    1 person likes this.
  8. aart

    aart Chicken Juggler! Premium Member

    32,649
    5,405
    556
    Nov 27, 2012
    SW Michigan
    My Coop
    I like the heating pad too....but still use a lamp the first few days during the day to observe mobility and make sure they are eating and drinking, just a regular light bulb (60-100 watts) on a dimmer extension cord to adjust the heat output.

    Here's my notes on chick heat, hope something in there might help:
    They need to be pretty warm(~85-90F on the brooder floor right under the lamp and 10-20 degrees cooler at the other end of brooder) for the first day or two, especially if they have been shipped, until they get to eating, drinking and moving around well. But after that it's best to keep them as cool as possible for optimal feather growth and quicker acclimation to outside temps. A lot of chick illnesses are attributed to too warm of a brooder. I do think it's a good idea to use a thermometer on the floor of the brooder to check the temps, especially when new at brooding, later I still use it but more out of curiosity than need.

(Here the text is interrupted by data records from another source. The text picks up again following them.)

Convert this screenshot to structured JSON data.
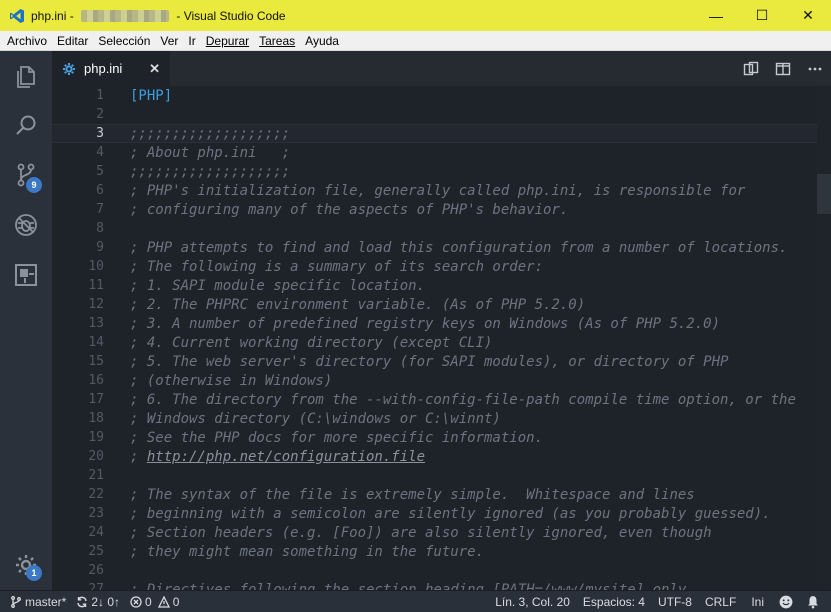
{
  "window": {
    "title_file": "php.ini",
    "title_separator": " - ",
    "title_app": "Visual Studio Code",
    "minimize_glyph": "—",
    "maximize_glyph": "☐",
    "close_glyph": "✕"
  },
  "menu": {
    "items": [
      "Archivo",
      "Editar",
      "Selección",
      "Ver",
      "Ir",
      "Depurar",
      "Tareas",
      "Ayuda"
    ]
  },
  "activity_bar": {
    "items": [
      {
        "icon": "explorer-icon"
      },
      {
        "icon": "search-icon"
      },
      {
        "icon": "source-control-icon",
        "badge": "9"
      },
      {
        "icon": "debug-icon"
      },
      {
        "icon": "extensions-icon"
      }
    ],
    "settings_badge": "1"
  },
  "tabs": [
    {
      "label": "php.ini",
      "close_glyph": "✕",
      "active": true
    }
  ],
  "editor": {
    "current_line": 3,
    "lines": [
      {
        "n": "1",
        "text": "[PHP]",
        "kind": "section"
      },
      {
        "n": "2",
        "text": "",
        "kind": "comment"
      },
      {
        "n": "3",
        "text": ";;;;;;;;;;;;;;;;;;;",
        "kind": "comment"
      },
      {
        "n": "4",
        "text": "; About php.ini   ;",
        "kind": "comment"
      },
      {
        "n": "5",
        "text": ";;;;;;;;;;;;;;;;;;;",
        "kind": "comment"
      },
      {
        "n": "6",
        "text": "; PHP's initialization file, generally called php.ini, is responsible for",
        "kind": "comment"
      },
      {
        "n": "7",
        "text": "; configuring many of the aspects of PHP's behavior.",
        "kind": "comment"
      },
      {
        "n": "8",
        "text": "",
        "kind": "comment"
      },
      {
        "n": "9",
        "text": "; PHP attempts to find and load this configuration from a number of locations.",
        "kind": "comment"
      },
      {
        "n": "10",
        "text": "; The following is a summary of its search order:",
        "kind": "comment"
      },
      {
        "n": "11",
        "text": "; 1. SAPI module specific location.",
        "kind": "comment"
      },
      {
        "n": "12",
        "text": "; 2. The PHPRC environment variable. (As of PHP 5.2.0)",
        "kind": "comment"
      },
      {
        "n": "13",
        "text": "; 3. A number of predefined registry keys on Windows (As of PHP 5.2.0)",
        "kind": "comment"
      },
      {
        "n": "14",
        "text": "; 4. Current working directory (except CLI)",
        "kind": "comment"
      },
      {
        "n": "15",
        "text": "; 5. The web server's directory (for SAPI modules), or directory of PHP",
        "kind": "comment"
      },
      {
        "n": "16",
        "text": "; (otherwise in Windows)",
        "kind": "comment"
      },
      {
        "n": "17",
        "text": "; 6. The directory from the --with-config-file-path compile time option, or the",
        "kind": "comment"
      },
      {
        "n": "18",
        "text": "; Windows directory (C:\\windows or C:\\winnt)",
        "kind": "comment"
      },
      {
        "n": "19",
        "text": "; See the PHP docs for more specific information.",
        "kind": "comment"
      },
      {
        "n": "20",
        "text": "; ",
        "link": "http://php.net/configuration.file",
        "kind": "comment"
      },
      {
        "n": "21",
        "text": "",
        "kind": "comment"
      },
      {
        "n": "22",
        "text": "; The syntax of the file is extremely simple.  Whitespace and lines",
        "kind": "comment"
      },
      {
        "n": "23",
        "text": "; beginning with a semicolon are silently ignored (as you probably guessed).",
        "kind": "comment"
      },
      {
        "n": "24",
        "text": "; Section headers (e.g. [Foo]) are also silently ignored, even though",
        "kind": "comment"
      },
      {
        "n": "25",
        "text": "; they might mean something in the future.",
        "kind": "comment"
      },
      {
        "n": "26",
        "text": "",
        "kind": "comment"
      },
      {
        "n": "27",
        "text": "; Directives following the section heading [PATH=/www/mysite] only",
        "kind": "comment"
      }
    ]
  },
  "status": {
    "branch": "master*",
    "sync": "2↓ 0↑",
    "errors": "0",
    "warnings": "0",
    "position": "Lín. 3, Col. 20",
    "indent": "Espacios: 4",
    "encoding": "UTF-8",
    "eol": "CRLF",
    "language": "Ini"
  },
  "colors": {
    "titlebar": "#e9e93e",
    "activitybar": "#2b313a",
    "editor_bg": "#1e2329",
    "badge": "#3b78c5",
    "section": "#3d9fe0"
  }
}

    The best indicator of heat levels is to watch their behavior:
    If they are huddled/piled up right under the lamp and cheeping very loudly, they are too cold.
    If they are spread out on the absolute edges of the brooder as far from the lamp as possible, panting and/or cheeping very loudly, they are too hot.
    If they sleep around the edge of the lamp calmly just next to each other and spend time running all around the brooder they are juuuust right!

    The lamp is best at one end of the brooder with food/water at the other cooler end of the brooder, so they can get away from the heat or be under it as needed. Wattage of 'heat' bulb depends on size of brooder and ambient temperature of room brooder is in. Regular incandescent bulbs can be used, you might not need a 'heat bulb'. You can get red colored incandescent bulbs at a reptile supply source. A dimmer extension cord is an excellent way to adjust the output of the bulb to change the heat without changing the height of the lamp.


    Or you could go with a heat plate, commercially made or DIY: https://www.backyardchickens.com/a/pseudo-brooder-heater-plate


    Huddle Box
    Make them a 'huddle box', put it in the brooder after turning off the heat(you might have to 'persuade' them to use it) then move it out to the coop with them.
    Cardboard box with a bottom a little bigger than what they need to cuddle next to each other without piling and tall enough for them to stand in.
    Cut an opening on one side a couple inches from bottom and big enough for 2-3 of them to go thru at once.
    Fill the bottom with some pine shavings an inch or so deep.
    This will give them a cozy place to sleep/rest, block any drafts and help hold their body heat in.
     
    Last edited: Aug 29, 2016
    1 person likes this.
  9. Eggs on Toast

    Eggs on Toast Out Of The Brooder

    58
    4
    41
    Sep 10, 2015
    Okay, thanks everyone for your help. The chooks have succesfully reached week 3 (or 3 weeks old) doing perfectly fine and healthy! On week 1 and 2 they were staying inside the room and now at week 3 they are already living outside! This probably seems impossibly to those of you who live in colder conditions but here in Australia it's just turned spring and it's already getting hot. The chicks are thriving and I even let them free-range for a little while under supervision. They do so well without a heat lamp that it amazes me. Of course they cannot free-range without supervision until they turn 6 weeks or more because I fear they'll get lost or cannot defend themselves if the butcher bird comes down like my older chooks. But for now they are thriving in their little hutch.

    This is them at 2 weeks all perfectly healthy;
    [​IMG]
     
    1 person likes this.
  10. Eggs on Toast

    Eggs on Toast Out Of The Brooder

    58
    4
    41
    Sep 10, 2015
    (By the way I have two accounts which is why ''The Quail Guru'' came up lol)
     

BackYard Chickens is proudly sponsored by